Three employees now have the ability to access customers’ stored videos for the purpose of maintaining Ring’s data infrastructure, Huseman said. Employees can gain access to users’ live video feeds only when the customer specifically consents. The company, he added, logs and monitors all access of customer video data.
The Intercept reported last year that a team of Ring researchers and developers in Ukraine had also been given access to user video in recent years. That team, Huseman said, can only view publicly available videos.
The response comes amid a series of hacks and privacy breaches that compromised access to homeowners’ video feeds. In one case, hackers used a Mississippi family’s Ring camera, microphone and speaker to harass an 8-year-old girl in her bedroom.
The company’s response this week follows questions from lawmakers over the company’s privacy and security measures, as well as its growing number of data-sharing partnerships with hundreds of local police forces across the United States. In a November letter, the company said police officers who downloaded footage from homeowners’ indoor or outdoor cameras could keep them forever and share them with whomever they’d like.
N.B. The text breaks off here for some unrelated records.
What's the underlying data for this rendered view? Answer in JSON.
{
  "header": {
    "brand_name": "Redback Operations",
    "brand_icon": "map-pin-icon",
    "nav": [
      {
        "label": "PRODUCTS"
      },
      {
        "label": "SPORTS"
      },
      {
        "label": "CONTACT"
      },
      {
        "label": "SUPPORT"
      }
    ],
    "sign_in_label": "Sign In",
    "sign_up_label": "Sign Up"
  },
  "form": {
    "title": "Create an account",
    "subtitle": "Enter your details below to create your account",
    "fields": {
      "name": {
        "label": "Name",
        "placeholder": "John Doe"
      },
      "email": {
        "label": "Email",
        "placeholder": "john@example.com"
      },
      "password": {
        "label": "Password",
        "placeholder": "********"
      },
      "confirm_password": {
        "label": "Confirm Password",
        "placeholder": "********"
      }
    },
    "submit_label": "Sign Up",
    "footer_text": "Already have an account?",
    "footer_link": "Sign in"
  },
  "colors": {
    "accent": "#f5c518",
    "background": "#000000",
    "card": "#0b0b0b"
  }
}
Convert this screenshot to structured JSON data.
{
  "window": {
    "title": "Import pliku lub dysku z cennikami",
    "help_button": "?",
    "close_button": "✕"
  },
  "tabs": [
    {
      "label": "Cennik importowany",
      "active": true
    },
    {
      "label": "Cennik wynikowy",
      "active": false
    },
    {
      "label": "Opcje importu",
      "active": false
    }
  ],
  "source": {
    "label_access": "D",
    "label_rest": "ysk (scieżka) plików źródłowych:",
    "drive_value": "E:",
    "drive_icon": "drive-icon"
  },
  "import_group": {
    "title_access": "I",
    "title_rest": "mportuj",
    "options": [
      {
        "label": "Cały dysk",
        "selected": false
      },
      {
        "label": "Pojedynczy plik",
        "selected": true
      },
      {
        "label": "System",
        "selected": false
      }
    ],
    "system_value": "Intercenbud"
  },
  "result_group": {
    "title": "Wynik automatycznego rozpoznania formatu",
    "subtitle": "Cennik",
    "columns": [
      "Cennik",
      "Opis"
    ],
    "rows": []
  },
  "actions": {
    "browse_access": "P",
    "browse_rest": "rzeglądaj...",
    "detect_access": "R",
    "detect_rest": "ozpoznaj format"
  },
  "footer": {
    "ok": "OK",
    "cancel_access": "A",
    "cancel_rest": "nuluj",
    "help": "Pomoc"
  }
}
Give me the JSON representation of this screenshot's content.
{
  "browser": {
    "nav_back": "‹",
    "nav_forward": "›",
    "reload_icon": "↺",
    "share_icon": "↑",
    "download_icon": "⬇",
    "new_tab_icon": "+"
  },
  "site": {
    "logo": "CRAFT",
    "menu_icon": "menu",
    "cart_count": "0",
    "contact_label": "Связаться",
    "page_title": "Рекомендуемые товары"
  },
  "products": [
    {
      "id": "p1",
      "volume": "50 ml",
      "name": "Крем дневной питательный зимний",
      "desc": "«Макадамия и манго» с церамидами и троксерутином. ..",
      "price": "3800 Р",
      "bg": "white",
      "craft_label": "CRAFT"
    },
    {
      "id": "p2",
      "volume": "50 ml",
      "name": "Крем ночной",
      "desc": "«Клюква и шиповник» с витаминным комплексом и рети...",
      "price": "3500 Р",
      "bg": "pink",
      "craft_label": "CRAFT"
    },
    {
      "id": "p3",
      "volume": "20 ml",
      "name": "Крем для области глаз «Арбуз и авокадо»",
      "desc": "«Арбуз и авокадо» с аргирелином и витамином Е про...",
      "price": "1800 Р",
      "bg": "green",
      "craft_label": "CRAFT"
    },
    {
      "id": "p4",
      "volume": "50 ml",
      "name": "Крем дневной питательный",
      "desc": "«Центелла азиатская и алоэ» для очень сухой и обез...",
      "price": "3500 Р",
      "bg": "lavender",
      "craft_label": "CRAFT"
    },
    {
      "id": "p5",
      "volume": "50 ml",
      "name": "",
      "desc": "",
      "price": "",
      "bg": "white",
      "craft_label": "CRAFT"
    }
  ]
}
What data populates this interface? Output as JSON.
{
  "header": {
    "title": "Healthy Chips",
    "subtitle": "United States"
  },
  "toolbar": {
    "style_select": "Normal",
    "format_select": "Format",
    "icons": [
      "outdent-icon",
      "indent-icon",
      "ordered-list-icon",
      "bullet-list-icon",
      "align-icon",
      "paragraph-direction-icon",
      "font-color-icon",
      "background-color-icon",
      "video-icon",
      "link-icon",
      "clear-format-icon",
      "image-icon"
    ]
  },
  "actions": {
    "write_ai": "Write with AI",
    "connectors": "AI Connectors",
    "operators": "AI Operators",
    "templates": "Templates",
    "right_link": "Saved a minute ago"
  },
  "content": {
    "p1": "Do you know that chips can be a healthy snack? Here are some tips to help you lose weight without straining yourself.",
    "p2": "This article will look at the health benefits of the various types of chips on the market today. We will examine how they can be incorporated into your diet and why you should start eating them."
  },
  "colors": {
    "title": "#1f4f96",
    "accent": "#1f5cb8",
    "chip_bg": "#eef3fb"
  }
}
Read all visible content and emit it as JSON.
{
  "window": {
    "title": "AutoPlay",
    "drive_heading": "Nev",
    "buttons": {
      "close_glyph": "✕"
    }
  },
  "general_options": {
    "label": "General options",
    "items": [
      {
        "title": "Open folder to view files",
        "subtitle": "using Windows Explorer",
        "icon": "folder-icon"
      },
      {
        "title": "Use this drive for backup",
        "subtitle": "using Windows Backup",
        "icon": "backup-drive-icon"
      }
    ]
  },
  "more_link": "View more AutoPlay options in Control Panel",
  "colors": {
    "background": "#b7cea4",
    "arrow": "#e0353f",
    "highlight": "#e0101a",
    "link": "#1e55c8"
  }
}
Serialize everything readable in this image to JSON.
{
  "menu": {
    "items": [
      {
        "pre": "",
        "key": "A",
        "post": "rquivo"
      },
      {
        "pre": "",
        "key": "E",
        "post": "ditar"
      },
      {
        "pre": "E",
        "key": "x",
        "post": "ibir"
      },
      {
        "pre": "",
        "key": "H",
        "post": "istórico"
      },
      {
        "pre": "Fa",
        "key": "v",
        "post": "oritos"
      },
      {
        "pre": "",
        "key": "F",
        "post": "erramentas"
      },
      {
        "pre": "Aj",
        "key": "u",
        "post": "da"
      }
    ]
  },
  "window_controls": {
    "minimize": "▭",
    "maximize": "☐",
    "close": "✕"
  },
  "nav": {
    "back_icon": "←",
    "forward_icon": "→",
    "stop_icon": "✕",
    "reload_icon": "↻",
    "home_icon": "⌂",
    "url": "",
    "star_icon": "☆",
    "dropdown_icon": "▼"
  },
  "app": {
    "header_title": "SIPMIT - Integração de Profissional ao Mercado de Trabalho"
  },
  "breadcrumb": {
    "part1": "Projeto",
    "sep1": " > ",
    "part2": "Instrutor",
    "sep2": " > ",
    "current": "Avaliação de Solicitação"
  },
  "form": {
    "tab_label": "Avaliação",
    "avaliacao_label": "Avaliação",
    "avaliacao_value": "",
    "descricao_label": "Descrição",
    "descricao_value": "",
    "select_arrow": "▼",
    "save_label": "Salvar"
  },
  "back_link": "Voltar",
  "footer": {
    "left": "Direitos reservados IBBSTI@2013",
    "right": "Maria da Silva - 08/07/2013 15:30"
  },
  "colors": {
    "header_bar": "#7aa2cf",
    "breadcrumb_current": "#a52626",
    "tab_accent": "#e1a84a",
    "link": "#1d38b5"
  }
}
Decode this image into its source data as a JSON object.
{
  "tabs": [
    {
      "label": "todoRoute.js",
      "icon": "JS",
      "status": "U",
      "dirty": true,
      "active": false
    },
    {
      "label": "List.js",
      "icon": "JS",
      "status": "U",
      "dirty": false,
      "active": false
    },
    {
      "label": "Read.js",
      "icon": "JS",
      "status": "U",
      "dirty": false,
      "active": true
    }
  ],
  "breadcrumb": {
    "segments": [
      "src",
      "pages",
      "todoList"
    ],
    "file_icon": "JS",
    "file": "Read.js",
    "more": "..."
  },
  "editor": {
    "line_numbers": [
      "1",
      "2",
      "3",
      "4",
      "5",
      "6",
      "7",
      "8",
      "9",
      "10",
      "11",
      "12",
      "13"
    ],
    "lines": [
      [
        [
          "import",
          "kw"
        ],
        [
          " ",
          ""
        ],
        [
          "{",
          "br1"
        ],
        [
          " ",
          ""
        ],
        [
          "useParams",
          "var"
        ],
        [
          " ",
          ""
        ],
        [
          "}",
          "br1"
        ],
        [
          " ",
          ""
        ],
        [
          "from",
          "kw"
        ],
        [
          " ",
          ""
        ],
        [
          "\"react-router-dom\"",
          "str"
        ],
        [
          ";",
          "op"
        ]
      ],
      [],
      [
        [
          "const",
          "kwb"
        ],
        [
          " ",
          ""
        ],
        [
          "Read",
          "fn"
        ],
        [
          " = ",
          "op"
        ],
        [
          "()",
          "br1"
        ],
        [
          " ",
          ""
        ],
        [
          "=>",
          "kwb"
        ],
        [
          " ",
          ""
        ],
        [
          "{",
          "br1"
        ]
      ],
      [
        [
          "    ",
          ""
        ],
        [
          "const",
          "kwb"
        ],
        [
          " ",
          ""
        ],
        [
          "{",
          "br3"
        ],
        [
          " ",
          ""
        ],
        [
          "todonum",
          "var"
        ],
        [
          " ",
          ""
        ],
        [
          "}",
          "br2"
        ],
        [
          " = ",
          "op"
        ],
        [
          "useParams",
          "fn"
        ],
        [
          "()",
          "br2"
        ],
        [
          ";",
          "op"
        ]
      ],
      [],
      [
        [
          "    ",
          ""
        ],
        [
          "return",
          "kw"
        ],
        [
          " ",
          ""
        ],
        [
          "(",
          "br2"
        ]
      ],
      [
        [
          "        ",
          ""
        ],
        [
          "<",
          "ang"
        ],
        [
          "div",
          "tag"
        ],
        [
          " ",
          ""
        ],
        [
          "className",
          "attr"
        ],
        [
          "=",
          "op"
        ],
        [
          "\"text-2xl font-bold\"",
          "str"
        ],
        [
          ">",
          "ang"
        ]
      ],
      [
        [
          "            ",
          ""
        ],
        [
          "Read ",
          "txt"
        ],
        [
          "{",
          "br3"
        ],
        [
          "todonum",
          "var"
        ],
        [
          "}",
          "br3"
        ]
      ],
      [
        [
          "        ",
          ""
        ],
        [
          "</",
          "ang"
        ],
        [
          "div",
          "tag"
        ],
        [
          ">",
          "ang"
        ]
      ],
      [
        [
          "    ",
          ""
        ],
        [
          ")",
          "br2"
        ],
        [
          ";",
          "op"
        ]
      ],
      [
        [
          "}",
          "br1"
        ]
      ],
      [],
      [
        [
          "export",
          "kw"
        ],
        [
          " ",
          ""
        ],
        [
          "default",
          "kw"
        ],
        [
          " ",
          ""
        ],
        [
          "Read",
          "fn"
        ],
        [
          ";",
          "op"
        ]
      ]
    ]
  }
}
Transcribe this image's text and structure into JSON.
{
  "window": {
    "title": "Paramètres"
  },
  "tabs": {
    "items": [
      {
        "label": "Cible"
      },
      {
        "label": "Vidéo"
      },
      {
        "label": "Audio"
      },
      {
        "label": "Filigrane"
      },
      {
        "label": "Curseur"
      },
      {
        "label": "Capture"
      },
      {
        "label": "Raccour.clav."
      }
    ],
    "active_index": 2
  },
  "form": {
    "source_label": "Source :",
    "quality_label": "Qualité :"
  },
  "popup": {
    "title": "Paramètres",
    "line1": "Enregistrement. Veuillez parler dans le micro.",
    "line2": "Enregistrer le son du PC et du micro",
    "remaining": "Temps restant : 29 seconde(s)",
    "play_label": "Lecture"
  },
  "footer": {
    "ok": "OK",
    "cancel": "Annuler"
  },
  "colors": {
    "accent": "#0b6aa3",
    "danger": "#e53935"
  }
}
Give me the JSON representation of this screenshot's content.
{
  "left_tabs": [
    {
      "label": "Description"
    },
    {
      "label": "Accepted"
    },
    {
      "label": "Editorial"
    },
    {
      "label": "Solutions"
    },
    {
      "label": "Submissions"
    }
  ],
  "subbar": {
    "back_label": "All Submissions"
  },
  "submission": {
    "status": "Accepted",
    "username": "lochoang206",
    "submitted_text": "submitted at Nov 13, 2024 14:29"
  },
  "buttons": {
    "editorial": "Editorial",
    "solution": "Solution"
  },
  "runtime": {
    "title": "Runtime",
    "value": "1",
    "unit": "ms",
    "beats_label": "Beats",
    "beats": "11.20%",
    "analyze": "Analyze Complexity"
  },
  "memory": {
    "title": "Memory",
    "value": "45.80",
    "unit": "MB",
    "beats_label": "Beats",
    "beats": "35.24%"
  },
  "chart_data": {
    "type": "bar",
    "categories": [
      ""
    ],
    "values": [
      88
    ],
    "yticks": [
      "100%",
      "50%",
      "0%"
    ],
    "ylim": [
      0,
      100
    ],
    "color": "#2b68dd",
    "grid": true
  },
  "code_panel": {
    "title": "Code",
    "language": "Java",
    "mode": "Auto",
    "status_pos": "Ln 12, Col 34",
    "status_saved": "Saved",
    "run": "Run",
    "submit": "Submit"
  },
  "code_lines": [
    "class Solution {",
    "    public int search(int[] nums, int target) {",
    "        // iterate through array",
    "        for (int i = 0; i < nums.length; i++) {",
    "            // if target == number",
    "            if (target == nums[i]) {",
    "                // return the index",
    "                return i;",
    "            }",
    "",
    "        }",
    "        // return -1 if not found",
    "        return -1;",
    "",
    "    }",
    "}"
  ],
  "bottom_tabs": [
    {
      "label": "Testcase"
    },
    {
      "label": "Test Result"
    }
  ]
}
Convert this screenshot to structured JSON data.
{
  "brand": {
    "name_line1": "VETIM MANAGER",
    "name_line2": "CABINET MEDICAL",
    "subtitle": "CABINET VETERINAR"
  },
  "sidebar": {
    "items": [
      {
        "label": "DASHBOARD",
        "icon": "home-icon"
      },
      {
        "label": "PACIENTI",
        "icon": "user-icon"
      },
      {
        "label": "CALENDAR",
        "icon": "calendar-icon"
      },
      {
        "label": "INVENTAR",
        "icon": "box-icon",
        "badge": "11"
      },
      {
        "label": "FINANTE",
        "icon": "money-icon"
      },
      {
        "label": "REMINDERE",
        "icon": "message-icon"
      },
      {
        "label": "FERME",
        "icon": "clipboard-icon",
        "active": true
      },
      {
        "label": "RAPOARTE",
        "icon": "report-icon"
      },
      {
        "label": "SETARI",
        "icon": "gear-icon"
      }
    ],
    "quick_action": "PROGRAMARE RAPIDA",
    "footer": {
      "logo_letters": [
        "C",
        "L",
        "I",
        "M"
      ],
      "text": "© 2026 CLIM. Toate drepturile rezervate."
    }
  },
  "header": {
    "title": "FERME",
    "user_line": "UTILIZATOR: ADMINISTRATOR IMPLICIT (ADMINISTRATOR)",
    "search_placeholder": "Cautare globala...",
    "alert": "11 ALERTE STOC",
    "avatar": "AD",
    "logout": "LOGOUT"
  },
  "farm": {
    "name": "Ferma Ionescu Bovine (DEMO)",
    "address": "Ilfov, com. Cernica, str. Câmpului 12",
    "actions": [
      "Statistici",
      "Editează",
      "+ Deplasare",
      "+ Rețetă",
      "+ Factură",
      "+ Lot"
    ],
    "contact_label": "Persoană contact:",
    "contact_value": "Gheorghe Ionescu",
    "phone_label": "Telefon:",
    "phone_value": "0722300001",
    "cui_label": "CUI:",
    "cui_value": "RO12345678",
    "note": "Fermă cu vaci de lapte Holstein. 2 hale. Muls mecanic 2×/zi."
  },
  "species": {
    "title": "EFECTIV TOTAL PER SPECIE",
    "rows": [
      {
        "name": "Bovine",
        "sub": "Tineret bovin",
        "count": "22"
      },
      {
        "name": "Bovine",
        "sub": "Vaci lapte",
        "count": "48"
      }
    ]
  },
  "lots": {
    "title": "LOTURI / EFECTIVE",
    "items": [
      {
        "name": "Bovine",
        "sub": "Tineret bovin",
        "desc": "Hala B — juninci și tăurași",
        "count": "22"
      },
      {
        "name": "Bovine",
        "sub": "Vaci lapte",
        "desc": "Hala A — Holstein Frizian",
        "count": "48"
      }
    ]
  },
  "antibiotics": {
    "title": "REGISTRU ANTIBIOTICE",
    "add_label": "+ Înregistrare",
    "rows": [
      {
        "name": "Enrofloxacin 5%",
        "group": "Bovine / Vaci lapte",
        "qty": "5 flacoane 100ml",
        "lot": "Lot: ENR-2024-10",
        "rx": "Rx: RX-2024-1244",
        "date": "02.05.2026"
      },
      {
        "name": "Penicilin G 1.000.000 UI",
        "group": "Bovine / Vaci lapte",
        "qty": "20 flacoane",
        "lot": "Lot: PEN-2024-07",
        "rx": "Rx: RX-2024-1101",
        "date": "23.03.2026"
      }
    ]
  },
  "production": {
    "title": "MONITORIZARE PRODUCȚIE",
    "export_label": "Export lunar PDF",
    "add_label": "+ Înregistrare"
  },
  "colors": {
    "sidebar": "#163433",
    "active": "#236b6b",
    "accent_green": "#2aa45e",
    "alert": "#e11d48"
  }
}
In the letter this week to Sens. Ron Wyden, Chris Van Hollen, Edward Markey, Christopher Coons, and Gary Peters, Huseman said the camera devices had been successful in helping police track criminal suspects, find missing people and reduce package theft. “When communities work together, safer homes and safer neighborhoods become a reality,” he wrote.
Wyden, D-Ore., said in a statement Wednesday that Amazon needed to go further to protect Americans’ privacy. “There are millions of consumers who already have a Ring camera in their homes who remain needlessly vulnerable to hackers,” he said.